Non-Disparagement Still Issue For Franchises

Legislative and judicial opposition to non-disparagement clauses is growing, but franchise owners should not jump for joy.

Mark Golob & Nikolaus Reed Target Franchisee Speech

Franchisors and their attorneys bringing frivolous claims to silence franchisee speech are nothing new.

Butterfly Fitness (now owned by Diversified Health) is only the most recent example in franchising.

The Ad That Changed The World: 50 Years of Sullivan

Not many advertisements are in the permanent collection of the National Archives.

Online Review Rankings Not Defamatory

The "Dirtiest Hotel In America" lost its appeal-- both with customers and in court.

Canada Rules Hyperlinks Not Defamatory

The Supreme Court of Canada struck a blow for internet free speech.
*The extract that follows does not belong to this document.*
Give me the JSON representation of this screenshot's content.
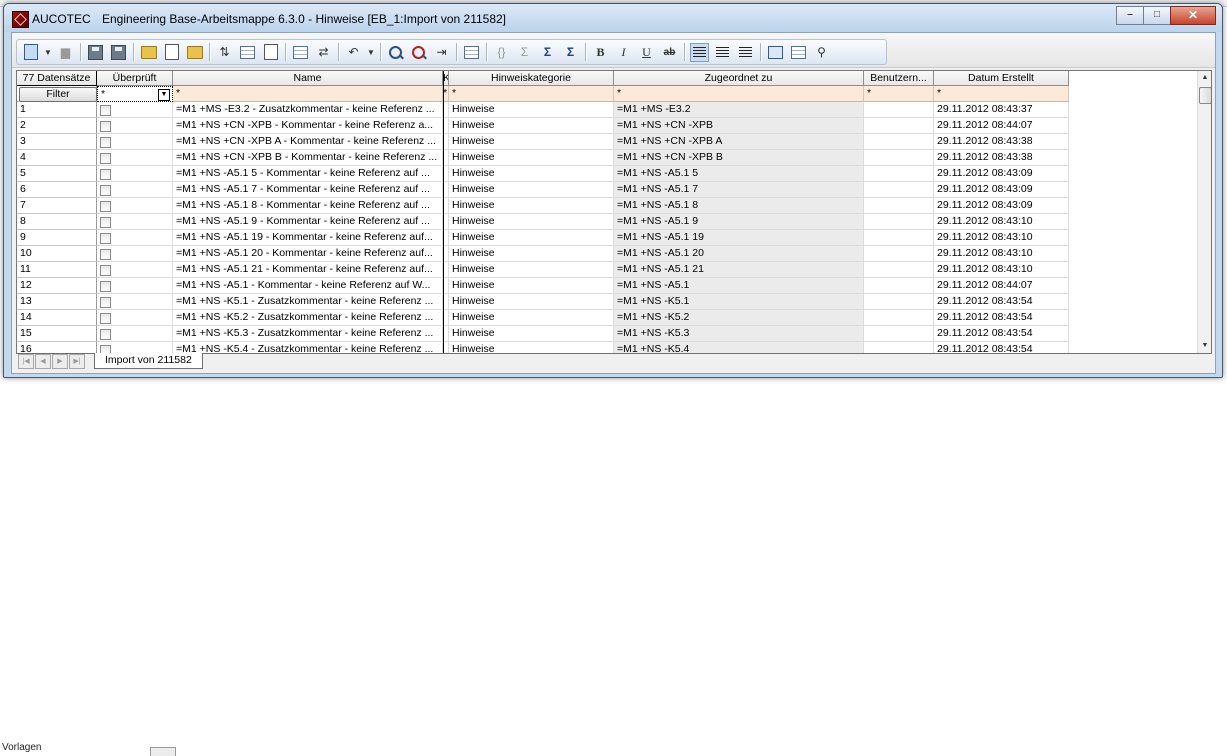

Habits of Annoying Lawyers

Trademark and media law guru Ron Coleman lists seven highly annoying habits of lawyers who send overreaching cease-and-desist letters to intimidate writers. Here's three of the seven.

Counterpoint: You Are Wrong, Steinberg

Let there be NO doubt, Robert Zarco and his law firm represent franchisees. Anybody who really knows my firm and the work we do knows that Robert Zarco is first and foremost the champion of franchisees across the country and around the world.

Point: Sue me, Bob Zarco

If Robert Zarco is going to sue everyone who speaks the truth about Cold Stone Creamery, he'd better hire a few more associates.

CNBC Shelves Cold Stone Story after Zarco Attacks

Cold Stone complains to CNBC that there show wasn't fair and CNBC pulls show
CNBC films a Cold Stone ice cream mix being made, source/CNBC

SCOTTSDALE, AZ –  CNBC unexpectedly pulled its documentary Behind the Counter: The Untold Story of Franchising after receiving a threatening letter from Kahala’s newly retained counsel Robert Zarco.

Court Protects Blogger Gripe Sites!

DETROIT—A seller of business opportunities, Career Agents Network Inc., not only lost its case against a persistent blogger who wrote unkind things about the firm, but in an unusual move the licensor was also ordered by the court to compensate the blogger $23,000 for legal fees.